| What the exercise asks |
Would you return the records below character for character, without any images?

(Collected data entries)
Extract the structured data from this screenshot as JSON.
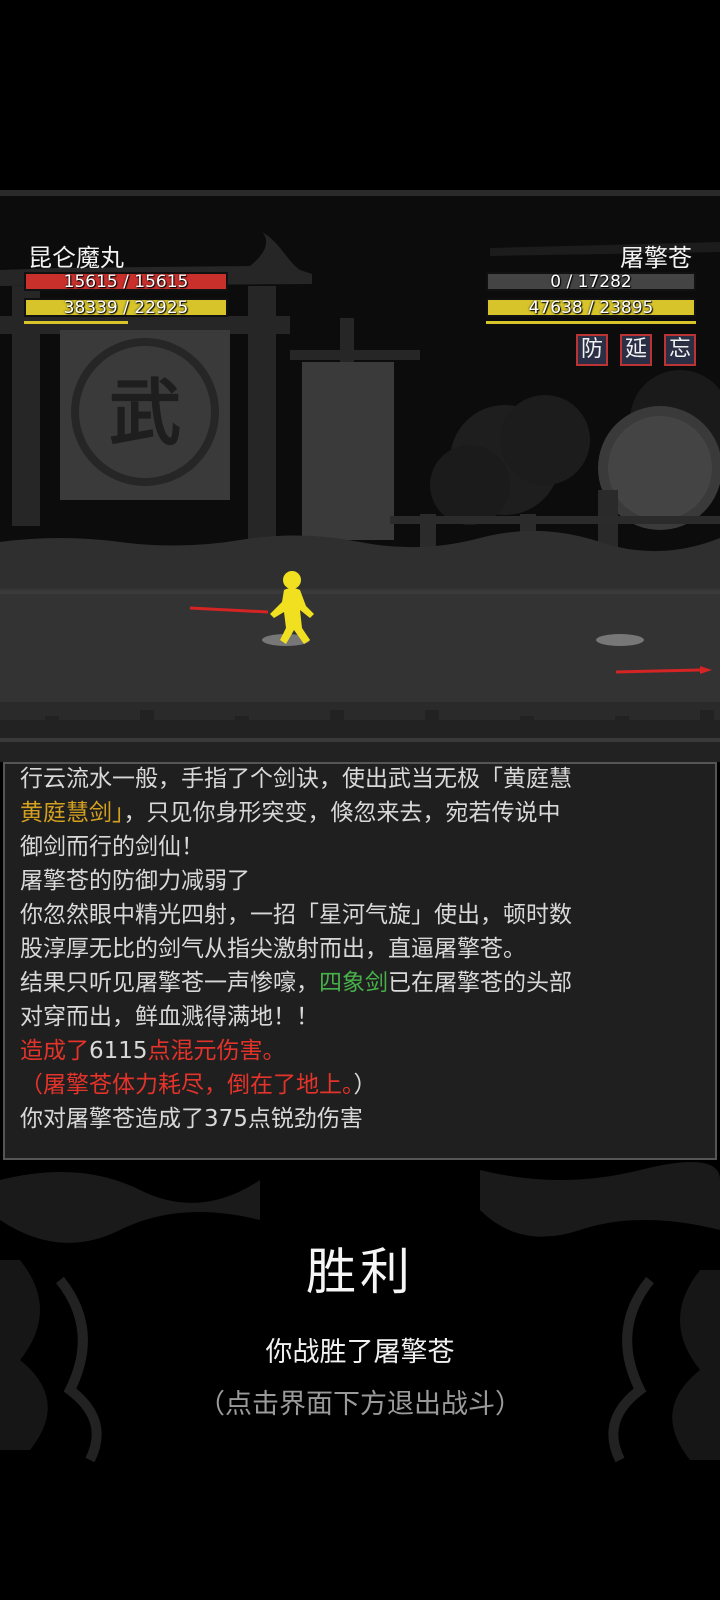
{
  "player": {
    "name": "昆仑魔丸",
    "hp_text": "15615 / 15615",
    "hp_fraction": 1.0,
    "mp_text": "38339 / 22925",
    "mp_fraction": 1.0,
    "hp_color": "#c9302c",
    "mp_color": "#d6c42a"
  },
  "enemy": {
    "name": "屠擎苍",
    "hp_text": "0 / 17282",
    "hp_fraction": 0.0,
    "mp_text": "47638 / 23895",
    "mp_fraction": 1.0,
    "hp_color": "#c9302c",
    "mp_color": "#d6c42a",
    "status_effects": [
      "防",
      "延",
      "忘"
    ]
  },
  "scene": {
    "banner_char": "武",
    "player_color": "#f0e020",
    "spear_color": "#d42424"
  },
  "log": {
    "cut_line": "行云流水一般，手指了个剑诀，使出武当无极「黄庭慧",
    "lines": [
      [
        {
          "t": "黄庭慧剑」",
          "c": "gold"
        },
        {
          "t": "，只见你身形突变，倏忽来去，宛若传说中",
          "c": ""
        }
      ],
      [
        {
          "t": "御剑而行的剑仙！",
          "c": ""
        }
      ],
      [
        {
          "t": "屠擎苍的防御力减弱了",
          "c": ""
        }
      ],
      [
        {
          "t": "你忽然眼中精光四射，一招「星河气旋」使出，顿时数",
          "c": ""
        }
      ],
      [
        {
          "t": "股淳厚无比的剑气从指尖激射而出，直逼屠擎苍。",
          "c": ""
        }
      ],
      [
        {
          "t": "结果只听见屠擎苍一声惨嚎，",
          "c": ""
        },
        {
          "t": "四象剑",
          "c": "green"
        },
        {
          "t": "已在屠擎苍的头部",
          "c": ""
        }
      ],
      [
        {
          "t": "对穿而出，鲜血溅得满地！！",
          "c": ""
        }
      ],
      [
        {
          "t": "造成了",
          "c": "red"
        },
        {
          "t": "6115",
          "c": ""
        },
        {
          "t": "点混元伤害。",
          "c": "red"
        }
      ],
      [
        {
          "t": "（",
          "c": "red"
        },
        {
          "t": "屠擎苍体力耗尽，倒在了地上。",
          "c": "red"
        },
        {
          "t": "）",
          "c": ""
        }
      ],
      [
        {
          "t": "你对屠擎苍造成了375点锐劲伤害",
          "c": ""
        }
      ]
    ]
  },
  "result": {
    "title": "胜利",
    "message": "你战胜了屠擎苍",
    "hint": "（点击界面下方退出战斗）"
  }
}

| Output for this task |
Extract the structured data from this screenshot as JSON.
{
  "player": {
    "name": "昆仑魔丸",
    "hp_text": "15615 / 15615",
    "hp_fraction": 1.0,
    "mp_text": "38339 / 22925",
    "mp_fraction": 1.0,
    "hp_color": "#c9302c",
    "mp_color": "#d6c42a"
  },
  "enemy": {
    "name": "屠擎苍",
    "hp_text": "0 / 17282",
    "hp_fraction": 0.0,
    "mp_text": "47638 / 23895",
    "mp_fraction": 1.0,
    "hp_color": "#c9302c",
    "mp_color": "#d6c42a",
    "status_effects": [
      "防",
      "延",
      "忘"
    ]
  },
  "scene": {
    "banner_char": "武",
    "player_color": "#f0e020",
    "spear_color": "#d42424"
  },
  "log": {
    "cut_line": "行云流水一般，手指了个剑诀，使出武当无极「黄庭慧",
    "lines": [
      [
        {
          "t": "黄庭慧剑」",
          "c": "gold"
        },
        {
          "t": "，只见你身形突变，倏忽来去，宛若传说中",
          "c": ""
        }
      ],
      [
        {
          "t": "御剑而行的剑仙！",
          "c": ""
        }
      ],
      [
        {
          "t": "屠擎苍的防御力减弱了",
          "c": ""
        }
      ],
      [
        {
          "t": "你忽然眼中精光四射，一招「星河气旋」使出，顿时数",
          "c": ""
        }
      ],
      [
        {
          "t": "股淳厚无比的剑气从指尖激射而出，直逼屠擎苍。",
          "c": ""
        }
      ],
      [
        {
          "t": "结果只听见屠擎苍一声惨嚎，",
          "c": ""
        },
        {
          "t": "四象剑",
          "c": "green"
        },
        {
          "t": "已在屠擎苍的头部",
          "c": ""
        }
      ],
      [
        {
          "t": "对穿而出，鲜血溅得满地！！",
          "c": ""
        }
      ],
      [
        {
          "t": "造成了",
          "c": "red"
        },
        {
          "t": "6115",
          "c": ""
        },
        {
          "t": "点混元伤害。",
          "c": "red"
        }
      ],
      [
        {
          "t": "（",
          "c": "red"
        },
        {
          "t": "屠擎苍体力耗尽，倒在了地上。",
          "c": "red"
        },
        {
          "t": "）",
          "c": ""
        }
      ],
      [
        {
          "t": "你对屠擎苍造成了375点锐劲伤害",
          "c": ""
        }
      ]
    ]
  },
  "result": {
    "title": "胜利",
    "message": "你战胜了屠擎苍",
    "hint": "（点击界面下方退出战斗）"
  }
}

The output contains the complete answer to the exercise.